[Data records Boundary: Start]

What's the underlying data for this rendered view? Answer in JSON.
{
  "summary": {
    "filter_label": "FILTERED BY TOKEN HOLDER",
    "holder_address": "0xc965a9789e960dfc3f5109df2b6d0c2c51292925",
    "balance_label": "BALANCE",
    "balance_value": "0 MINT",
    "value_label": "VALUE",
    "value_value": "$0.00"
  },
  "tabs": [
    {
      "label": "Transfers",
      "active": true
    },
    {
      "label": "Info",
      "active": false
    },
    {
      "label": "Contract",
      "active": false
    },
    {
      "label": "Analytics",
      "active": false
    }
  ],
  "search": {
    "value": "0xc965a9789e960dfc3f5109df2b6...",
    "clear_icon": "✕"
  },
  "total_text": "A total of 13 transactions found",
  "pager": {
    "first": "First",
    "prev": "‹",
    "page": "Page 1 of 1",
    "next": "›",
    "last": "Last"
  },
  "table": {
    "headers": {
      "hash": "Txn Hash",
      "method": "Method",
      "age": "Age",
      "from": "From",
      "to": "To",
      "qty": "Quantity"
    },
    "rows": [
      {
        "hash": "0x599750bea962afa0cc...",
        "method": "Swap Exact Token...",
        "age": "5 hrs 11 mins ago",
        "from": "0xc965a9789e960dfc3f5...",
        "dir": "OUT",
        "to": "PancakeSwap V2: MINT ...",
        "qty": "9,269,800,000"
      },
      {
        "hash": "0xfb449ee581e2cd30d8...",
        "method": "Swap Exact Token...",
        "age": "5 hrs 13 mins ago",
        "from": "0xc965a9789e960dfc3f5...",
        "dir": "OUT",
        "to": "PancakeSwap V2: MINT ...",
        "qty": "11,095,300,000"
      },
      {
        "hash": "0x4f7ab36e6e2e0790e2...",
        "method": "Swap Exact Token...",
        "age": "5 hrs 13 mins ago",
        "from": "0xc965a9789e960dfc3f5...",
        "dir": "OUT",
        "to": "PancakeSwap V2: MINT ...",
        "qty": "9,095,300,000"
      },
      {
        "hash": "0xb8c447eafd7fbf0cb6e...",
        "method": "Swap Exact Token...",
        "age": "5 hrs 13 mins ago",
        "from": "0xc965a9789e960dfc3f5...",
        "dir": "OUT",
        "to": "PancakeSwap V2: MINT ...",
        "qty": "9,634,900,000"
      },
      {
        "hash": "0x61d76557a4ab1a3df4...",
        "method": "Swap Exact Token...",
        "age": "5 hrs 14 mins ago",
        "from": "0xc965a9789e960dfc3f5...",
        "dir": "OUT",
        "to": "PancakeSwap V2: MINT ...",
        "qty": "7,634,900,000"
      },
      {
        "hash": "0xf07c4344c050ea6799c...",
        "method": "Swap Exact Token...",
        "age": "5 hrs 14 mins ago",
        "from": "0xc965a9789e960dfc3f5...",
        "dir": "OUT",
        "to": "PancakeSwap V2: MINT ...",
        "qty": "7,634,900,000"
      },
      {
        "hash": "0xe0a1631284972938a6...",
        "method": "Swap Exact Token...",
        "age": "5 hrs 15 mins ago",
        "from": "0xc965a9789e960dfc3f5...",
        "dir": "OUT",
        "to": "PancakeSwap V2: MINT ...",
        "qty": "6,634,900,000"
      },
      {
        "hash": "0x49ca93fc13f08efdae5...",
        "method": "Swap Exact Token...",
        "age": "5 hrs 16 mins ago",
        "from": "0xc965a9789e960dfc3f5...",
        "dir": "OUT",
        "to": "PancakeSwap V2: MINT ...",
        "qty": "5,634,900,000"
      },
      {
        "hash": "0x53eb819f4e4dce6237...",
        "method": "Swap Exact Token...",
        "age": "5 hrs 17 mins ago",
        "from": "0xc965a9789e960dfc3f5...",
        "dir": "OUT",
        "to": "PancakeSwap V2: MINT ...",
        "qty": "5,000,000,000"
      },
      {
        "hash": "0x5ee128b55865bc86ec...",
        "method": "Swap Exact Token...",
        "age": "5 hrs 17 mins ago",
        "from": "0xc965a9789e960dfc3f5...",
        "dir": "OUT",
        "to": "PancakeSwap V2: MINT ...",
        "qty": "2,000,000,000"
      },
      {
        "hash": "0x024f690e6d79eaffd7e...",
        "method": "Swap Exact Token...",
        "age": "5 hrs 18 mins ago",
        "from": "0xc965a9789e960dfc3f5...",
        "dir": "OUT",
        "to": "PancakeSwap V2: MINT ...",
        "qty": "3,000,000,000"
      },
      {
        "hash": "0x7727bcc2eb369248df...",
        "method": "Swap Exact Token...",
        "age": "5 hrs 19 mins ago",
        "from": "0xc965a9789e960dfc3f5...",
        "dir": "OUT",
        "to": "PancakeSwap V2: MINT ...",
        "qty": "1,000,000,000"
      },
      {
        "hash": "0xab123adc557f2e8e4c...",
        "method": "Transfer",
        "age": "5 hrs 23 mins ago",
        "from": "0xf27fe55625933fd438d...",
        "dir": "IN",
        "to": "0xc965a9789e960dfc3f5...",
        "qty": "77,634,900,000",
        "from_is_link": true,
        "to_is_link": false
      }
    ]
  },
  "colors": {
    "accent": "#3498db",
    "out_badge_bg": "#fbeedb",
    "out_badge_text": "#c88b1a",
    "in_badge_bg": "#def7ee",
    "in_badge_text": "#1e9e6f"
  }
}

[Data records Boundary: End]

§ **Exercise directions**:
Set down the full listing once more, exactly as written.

§ **Result**:
What's the underlying data for this rendered view? Answer in JSON.
{
  "summary": {
    "filter_label": "FILTERED BY TOKEN HOLDER",
    "holder_address": "0xc965a9789e960dfc3f5109df2b6d0c2c51292925",
    "balance_label": "BALANCE",
    "balance_value": "0 MINT",
    "value_label": "VALUE",
    "value_value": "$0.00"
  },
  "tabs": [
    {
      "label": "Transfers",
      "active": true
    },
    {
      "label": "Info",
      "active": false
    },
    {
      "label": "Contract",
      "active": false
    },
    {
      "label": "Analytics",
      "active": false
    }
  ],
  "search": {
    "value": "0xc965a9789e960dfc3f5109df2b6...",
    "clear_icon": "✕"
  },
  "total_text": "A total of 13 transactions found",
  "pager": {
    "first": "First",
    "prev": "‹",
    "page": "Page 1 of 1",
    "next": "›",
    "last": "Last"
  },
  "table": {
    "headers": {
      "hash": "Txn Hash",
      "method": "Method",
      "age": "Age",
      "from": "From",
      "to": "To",
      "qty": "Quantity"
    },
    "rows": [
      {
        "hash": "0x599750bea962afa0cc...",
        "method": "Swap Exact Token...",
        "age": "5 hrs 11 mins ago",
        "from": "0xc965a9789e960dfc3f5...",
        "dir": "OUT",
        "to": "PancakeSwap V2: MINT ...",
        "qty": "9,269,800,000"
      },
      {
        "hash": "0xfb449ee581e2cd30d8...",
        "method": "Swap Exact Token...",
        "age": "5 hrs 13 mins ago",
        "from": "0xc965a9789e960dfc3f5...",
        "dir": "OUT",
        "to": "PancakeSwap V2: MINT ...",
        "qty": "11,095,300,000"
      },
      {
        "hash": "0x4f7ab36e6e2e0790e2...",
        "method": "Swap Exact Token...",
        "age": "5 hrs 13 mins ago",
        "from": "0xc965a9789e960dfc3f5...",
        "dir": "OUT",
        "to": "PancakeSwap V2: MINT ...",
        "qty": "9,095,300,000"
      },
      {
        "hash": "0xb8c447eafd7fbf0cb6e...",
        "method": "Swap Exact Token...",
        "age": "5 hrs 13 mins ago",
        "from": "0xc965a9789e960dfc3f5...",
        "dir": "OUT",
        "to": "PancakeSwap V2: MINT ...",
        "qty": "9,634,900,000"
      },
      {
        "hash": "0x61d76557a4ab1a3df4...",
        "method": "Swap Exact Token...",
        "age": "5 hrs 14 mins ago",
        "from": "0xc965a9789e960dfc3f5...",
        "dir": "OUT",
        "to": "PancakeSwap V2: MINT ...",
        "qty": "7,634,900,000"
      },
      {
        "hash": "0xf07c4344c050ea6799c...",
        "method": "Swap Exact Token...",
        "age": "5 hrs 14 mins ago",
        "from": "0xc965a9789e960dfc3f5...",
        "dir": "OUT",
        "to": "PancakeSwap V2: MINT ...",
        "qty": "7,634,900,000"
      },
      {
        "hash": "0xe0a1631284972938a6...",
        "method": "Swap Exact Token...",
        "age": "5 hrs 15 mins ago",
        "from": "0xc965a9789e960dfc3f5...",
        "dir": "OUT",
        "to": "PancakeSwap V2: MINT ...",
        "qty": "6,634,900,000"
      },
      {
        "hash": "0x49ca93fc13f08efdae5...",
        "method": "Swap Exact Token...",
        "age": "5 hrs 16 mins ago",
        "from": "0xc965a9789e960dfc3f5...",
        "dir": "OUT",
        "to": "PancakeSwap V2: MINT ...",
        "qty": "5,634,900,000"
      },
      {
        "hash": "0x53eb819f4e4dce6237...",
        "method": "Swap Exact Token...",
        "age": "5 hrs 17 mins ago",
        "from": "0xc965a9789e960dfc3f5...",
        "dir": "OUT",
        "to": "PancakeSwap V2: MINT ...",
        "qty": "5,000,000,000"
      },
      {
        "hash": "0x5ee128b55865bc86ec...",
        "method": "Swap Exact Token...",
        "age": "5 hrs 17 mins ago",
        "from": "0xc965a9789e960dfc3f5...",
        "dir": "OUT",
        "to": "PancakeSwap V2: MINT ...",
        "qty": "2,000,000,000"
      },
      {
        "hash": "0x024f690e6d79eaffd7e...",
        "method": "Swap Exact Token...",
        "age": "5 hrs 18 mins ago",
        "from": "0xc965a9789e960dfc3f5...",
        "dir": "OUT",
        "to": "PancakeSwap V2: MINT ...",
        "qty": "3,000,000,000"
      },
      {
        "hash": "0x7727bcc2eb369248df...",
        "method": "Swap Exact Token...",
        "age": "5 hrs 19 mins ago",
        "from": "0xc965a9789e960dfc3f5...",
        "dir": "OUT",
        "to": "PancakeSwap V2: MINT ...",
        "qty": "1,000,000,000"
      },
      {
        "hash": "0xab123adc557f2e8e4c...",
        "method": "Transfer",
        "age": "5 hrs 23 mins ago",
        "from": "0xf27fe55625933fd438d...",
        "dir": "IN",
        "to": "0xc965a9789e960dfc3f5...",
        "qty": "77,634,900,000",
        "from_is_link": true,
        "to_is_link": false
      }
    ]
  },
  "colors": {
    "accent": "#3498db",
    "out_badge_bg": "#fbeedb",
    "out_badge_text": "#c88b1a",
    "in_badge_bg": "#def7ee",
    "in_badge_text": "#1e9e6f"
  }
}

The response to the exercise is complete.